> Directions: Each line containing the string "phút" should be copied out of the entries.

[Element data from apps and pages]
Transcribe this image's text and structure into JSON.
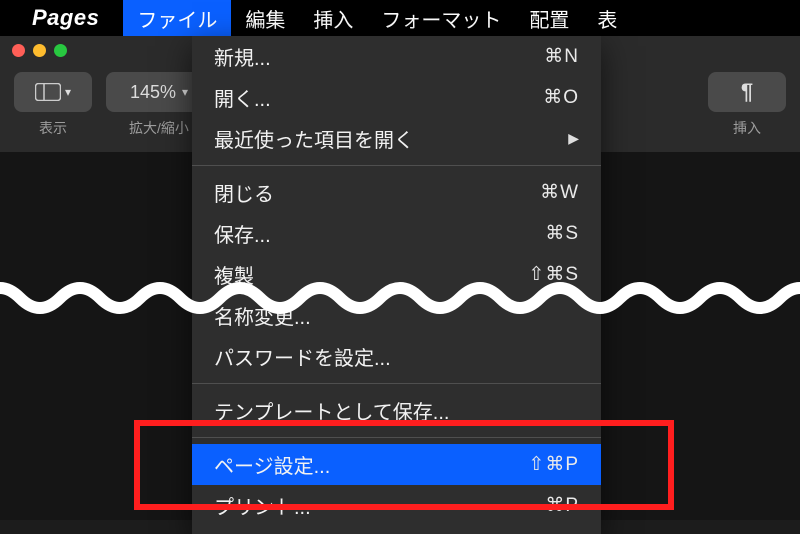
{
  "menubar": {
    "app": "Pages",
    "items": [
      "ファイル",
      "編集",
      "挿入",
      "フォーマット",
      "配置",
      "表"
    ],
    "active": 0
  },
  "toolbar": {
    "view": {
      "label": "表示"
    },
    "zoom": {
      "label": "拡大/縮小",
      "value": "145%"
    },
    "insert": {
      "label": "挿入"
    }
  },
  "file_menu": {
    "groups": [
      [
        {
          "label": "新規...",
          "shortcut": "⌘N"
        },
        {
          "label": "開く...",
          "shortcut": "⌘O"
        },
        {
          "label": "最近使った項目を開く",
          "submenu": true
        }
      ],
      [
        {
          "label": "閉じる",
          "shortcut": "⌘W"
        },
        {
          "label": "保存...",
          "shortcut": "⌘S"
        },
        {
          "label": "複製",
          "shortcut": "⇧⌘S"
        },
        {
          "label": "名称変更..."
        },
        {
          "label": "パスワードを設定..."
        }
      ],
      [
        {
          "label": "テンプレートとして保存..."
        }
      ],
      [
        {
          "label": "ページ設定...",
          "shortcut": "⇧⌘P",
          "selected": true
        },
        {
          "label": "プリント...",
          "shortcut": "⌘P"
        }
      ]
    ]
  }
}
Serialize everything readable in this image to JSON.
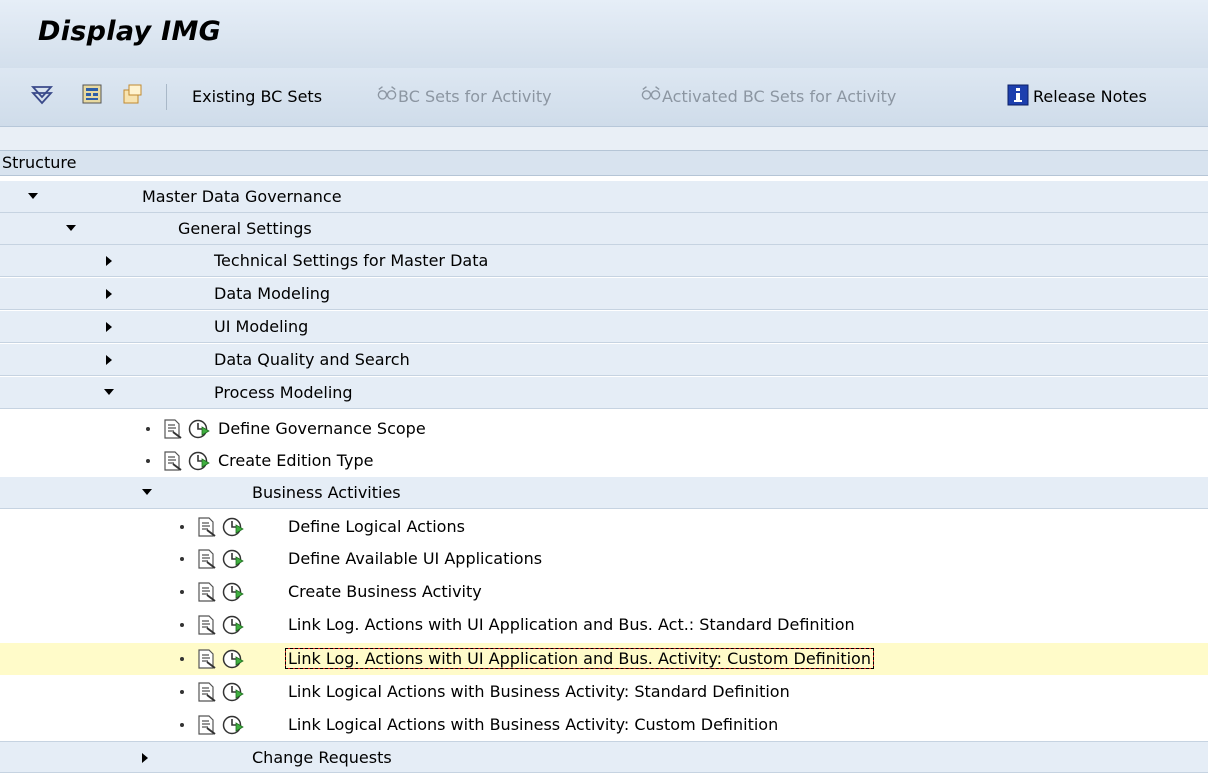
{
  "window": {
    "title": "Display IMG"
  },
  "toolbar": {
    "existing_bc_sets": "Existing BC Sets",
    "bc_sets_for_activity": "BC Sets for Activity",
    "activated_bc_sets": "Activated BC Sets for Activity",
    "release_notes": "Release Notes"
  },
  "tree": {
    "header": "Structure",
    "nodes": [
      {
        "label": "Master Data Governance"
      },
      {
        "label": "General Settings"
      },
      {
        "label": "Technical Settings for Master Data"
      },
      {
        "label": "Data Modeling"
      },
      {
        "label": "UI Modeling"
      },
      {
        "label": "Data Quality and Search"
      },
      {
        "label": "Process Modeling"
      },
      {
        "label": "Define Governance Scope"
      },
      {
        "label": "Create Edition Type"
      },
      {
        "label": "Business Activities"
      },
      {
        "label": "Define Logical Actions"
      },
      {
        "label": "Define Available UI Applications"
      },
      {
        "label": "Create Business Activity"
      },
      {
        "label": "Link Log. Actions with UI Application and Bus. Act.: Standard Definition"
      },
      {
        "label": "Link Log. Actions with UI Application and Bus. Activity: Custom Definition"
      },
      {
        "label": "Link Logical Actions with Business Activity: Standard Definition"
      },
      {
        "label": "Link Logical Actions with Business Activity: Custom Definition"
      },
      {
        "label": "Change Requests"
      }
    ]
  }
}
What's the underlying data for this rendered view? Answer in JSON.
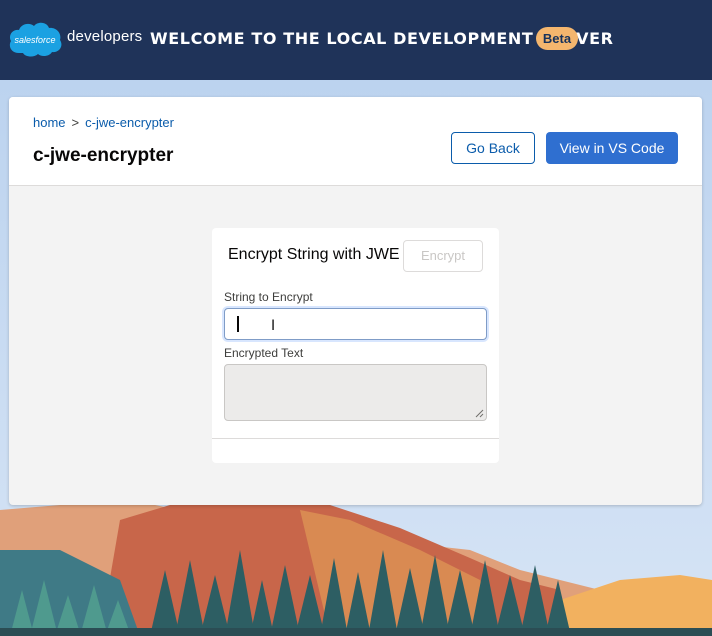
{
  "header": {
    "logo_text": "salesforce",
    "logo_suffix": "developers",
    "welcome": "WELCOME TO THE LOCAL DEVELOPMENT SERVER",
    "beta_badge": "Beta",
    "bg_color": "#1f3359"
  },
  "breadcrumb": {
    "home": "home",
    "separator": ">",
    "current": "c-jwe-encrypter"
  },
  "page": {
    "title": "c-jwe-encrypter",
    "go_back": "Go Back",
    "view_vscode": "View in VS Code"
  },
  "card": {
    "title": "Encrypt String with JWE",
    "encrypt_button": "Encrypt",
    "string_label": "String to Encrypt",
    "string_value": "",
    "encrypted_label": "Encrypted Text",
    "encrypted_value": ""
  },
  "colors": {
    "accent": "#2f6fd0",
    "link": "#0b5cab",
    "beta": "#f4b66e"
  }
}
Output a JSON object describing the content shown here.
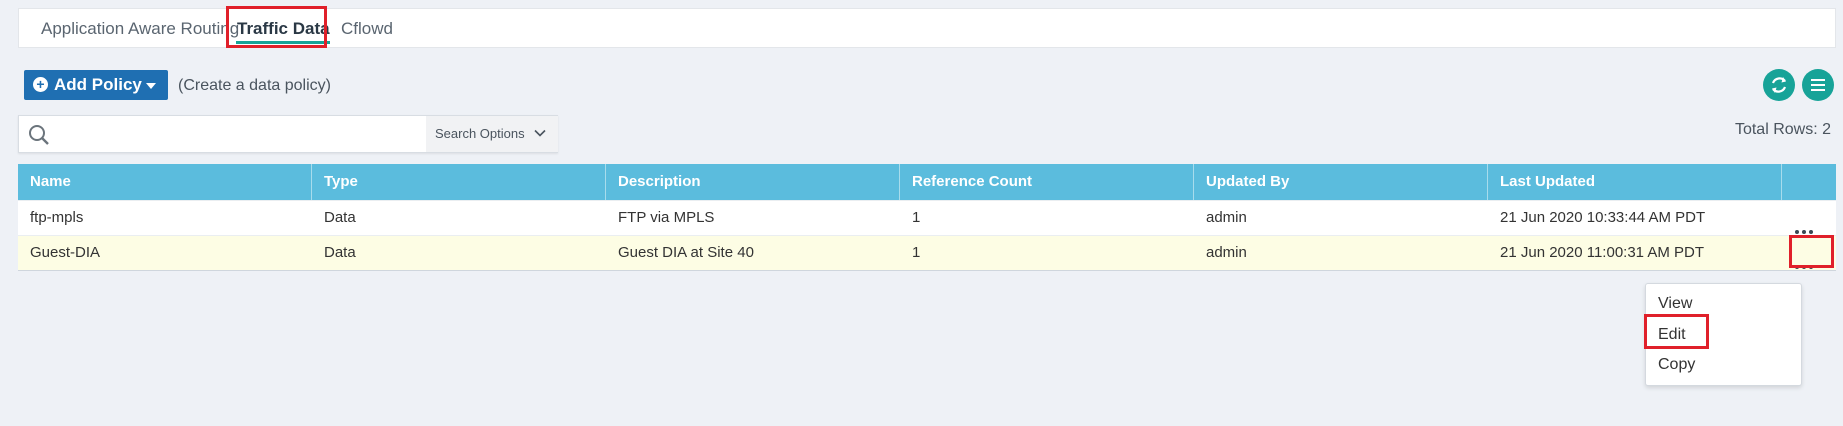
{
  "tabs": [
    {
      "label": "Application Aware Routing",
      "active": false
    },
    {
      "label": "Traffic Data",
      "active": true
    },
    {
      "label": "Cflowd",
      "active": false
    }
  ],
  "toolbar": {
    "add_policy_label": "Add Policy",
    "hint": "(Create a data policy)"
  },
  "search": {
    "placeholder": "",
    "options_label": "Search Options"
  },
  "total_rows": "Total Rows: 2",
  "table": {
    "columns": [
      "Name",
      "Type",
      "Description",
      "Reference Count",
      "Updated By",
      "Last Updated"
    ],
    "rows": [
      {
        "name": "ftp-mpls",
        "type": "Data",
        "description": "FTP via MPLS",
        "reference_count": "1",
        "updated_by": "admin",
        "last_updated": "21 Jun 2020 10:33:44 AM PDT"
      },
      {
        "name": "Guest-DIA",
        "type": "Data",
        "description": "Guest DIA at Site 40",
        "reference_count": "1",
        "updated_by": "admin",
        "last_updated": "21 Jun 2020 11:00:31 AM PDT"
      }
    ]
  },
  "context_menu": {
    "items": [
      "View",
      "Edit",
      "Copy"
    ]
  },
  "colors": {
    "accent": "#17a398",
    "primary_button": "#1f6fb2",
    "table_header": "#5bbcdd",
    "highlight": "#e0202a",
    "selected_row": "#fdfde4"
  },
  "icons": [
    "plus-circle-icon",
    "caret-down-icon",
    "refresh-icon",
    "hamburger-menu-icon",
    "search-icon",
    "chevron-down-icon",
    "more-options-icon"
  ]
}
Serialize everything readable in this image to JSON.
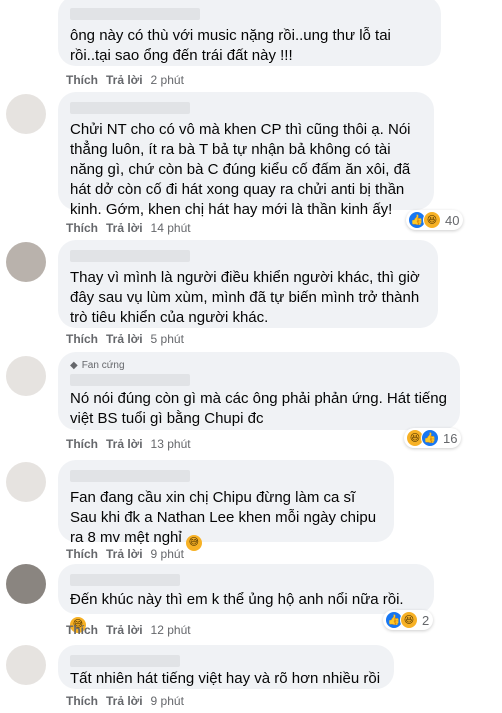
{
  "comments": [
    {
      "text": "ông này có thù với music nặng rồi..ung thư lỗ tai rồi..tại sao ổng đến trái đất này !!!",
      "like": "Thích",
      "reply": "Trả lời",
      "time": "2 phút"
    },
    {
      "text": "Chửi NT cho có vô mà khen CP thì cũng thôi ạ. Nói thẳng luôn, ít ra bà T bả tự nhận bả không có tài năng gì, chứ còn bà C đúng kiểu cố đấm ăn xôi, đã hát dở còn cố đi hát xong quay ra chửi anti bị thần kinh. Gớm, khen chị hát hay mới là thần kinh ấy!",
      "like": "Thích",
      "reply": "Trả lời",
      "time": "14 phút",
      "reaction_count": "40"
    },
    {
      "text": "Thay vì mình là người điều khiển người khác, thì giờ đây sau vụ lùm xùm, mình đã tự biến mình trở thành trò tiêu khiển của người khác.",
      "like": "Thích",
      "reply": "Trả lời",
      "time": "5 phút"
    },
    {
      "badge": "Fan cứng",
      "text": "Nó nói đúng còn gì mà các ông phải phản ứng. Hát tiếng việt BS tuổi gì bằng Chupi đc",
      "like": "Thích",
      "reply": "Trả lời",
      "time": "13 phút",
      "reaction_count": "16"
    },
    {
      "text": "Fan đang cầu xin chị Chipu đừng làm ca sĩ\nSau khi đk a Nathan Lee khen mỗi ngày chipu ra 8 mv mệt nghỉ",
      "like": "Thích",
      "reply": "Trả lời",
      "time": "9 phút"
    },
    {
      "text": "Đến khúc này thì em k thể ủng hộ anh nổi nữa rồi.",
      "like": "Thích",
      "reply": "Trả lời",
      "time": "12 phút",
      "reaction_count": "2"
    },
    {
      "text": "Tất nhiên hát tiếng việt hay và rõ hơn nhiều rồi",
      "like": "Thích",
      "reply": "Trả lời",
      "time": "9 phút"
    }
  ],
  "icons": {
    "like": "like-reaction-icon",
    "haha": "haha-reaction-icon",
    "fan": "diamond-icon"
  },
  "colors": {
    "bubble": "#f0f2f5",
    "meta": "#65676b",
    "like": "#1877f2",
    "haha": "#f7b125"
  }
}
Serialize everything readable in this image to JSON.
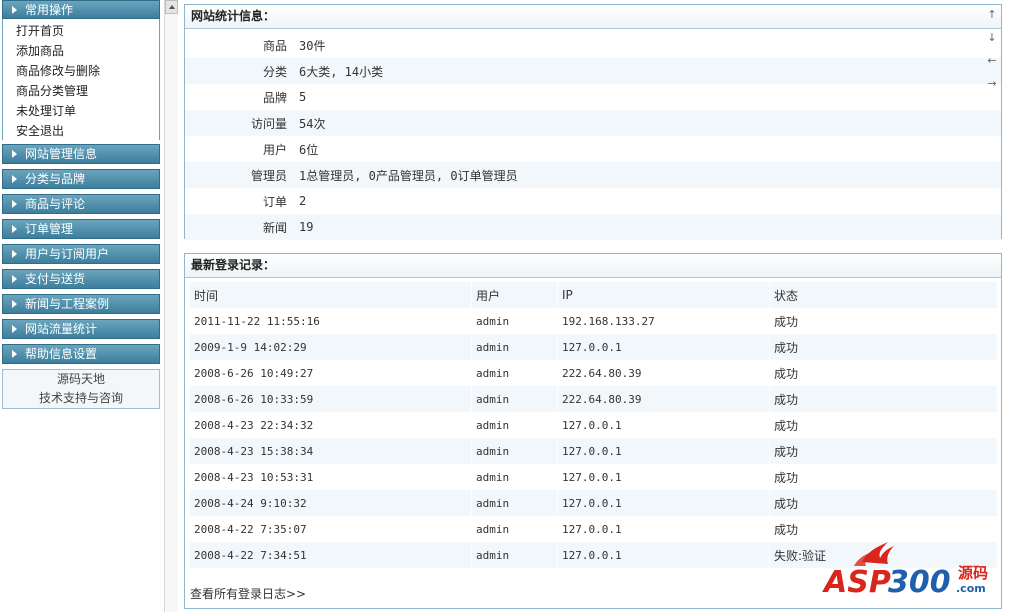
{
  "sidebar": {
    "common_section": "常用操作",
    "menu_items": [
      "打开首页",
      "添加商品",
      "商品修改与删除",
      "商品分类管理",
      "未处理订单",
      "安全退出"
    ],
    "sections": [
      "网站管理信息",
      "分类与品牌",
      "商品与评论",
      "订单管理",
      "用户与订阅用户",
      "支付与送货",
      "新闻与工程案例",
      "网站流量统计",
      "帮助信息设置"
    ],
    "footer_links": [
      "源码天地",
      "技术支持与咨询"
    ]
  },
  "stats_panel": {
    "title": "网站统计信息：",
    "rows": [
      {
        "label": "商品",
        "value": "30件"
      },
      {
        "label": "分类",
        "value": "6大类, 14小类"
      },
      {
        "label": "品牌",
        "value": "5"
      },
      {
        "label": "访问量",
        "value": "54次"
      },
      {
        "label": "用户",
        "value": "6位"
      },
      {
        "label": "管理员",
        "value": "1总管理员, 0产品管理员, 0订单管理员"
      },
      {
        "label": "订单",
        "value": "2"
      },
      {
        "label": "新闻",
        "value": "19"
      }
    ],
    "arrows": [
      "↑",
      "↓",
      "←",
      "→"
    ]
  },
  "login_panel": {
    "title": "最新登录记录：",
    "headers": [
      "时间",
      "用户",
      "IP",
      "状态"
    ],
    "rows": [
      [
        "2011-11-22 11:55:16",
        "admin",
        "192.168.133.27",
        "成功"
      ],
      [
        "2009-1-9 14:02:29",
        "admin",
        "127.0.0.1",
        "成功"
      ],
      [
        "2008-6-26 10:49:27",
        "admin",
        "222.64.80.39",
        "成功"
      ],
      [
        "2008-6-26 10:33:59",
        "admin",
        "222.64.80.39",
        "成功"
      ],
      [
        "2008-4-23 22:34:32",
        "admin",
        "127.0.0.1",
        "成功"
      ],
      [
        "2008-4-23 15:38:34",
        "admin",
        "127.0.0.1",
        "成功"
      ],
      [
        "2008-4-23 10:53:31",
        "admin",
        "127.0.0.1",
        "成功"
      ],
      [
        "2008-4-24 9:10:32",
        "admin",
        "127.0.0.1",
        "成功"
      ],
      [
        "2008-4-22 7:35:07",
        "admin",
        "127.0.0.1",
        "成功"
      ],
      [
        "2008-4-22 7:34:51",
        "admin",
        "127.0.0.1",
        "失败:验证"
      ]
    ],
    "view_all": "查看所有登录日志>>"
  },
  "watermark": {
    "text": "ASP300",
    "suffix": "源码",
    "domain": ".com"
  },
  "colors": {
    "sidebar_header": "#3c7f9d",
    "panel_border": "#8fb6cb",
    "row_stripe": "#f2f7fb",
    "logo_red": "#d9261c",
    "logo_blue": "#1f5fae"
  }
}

> Exercise output:
      "time": "2 phút"
      "time": "14 phút",
      "time": "5 phút"
      "time": "13 phút",
      "time": "9 phút"
      "time": "12 phút",
      "time": "9 phút"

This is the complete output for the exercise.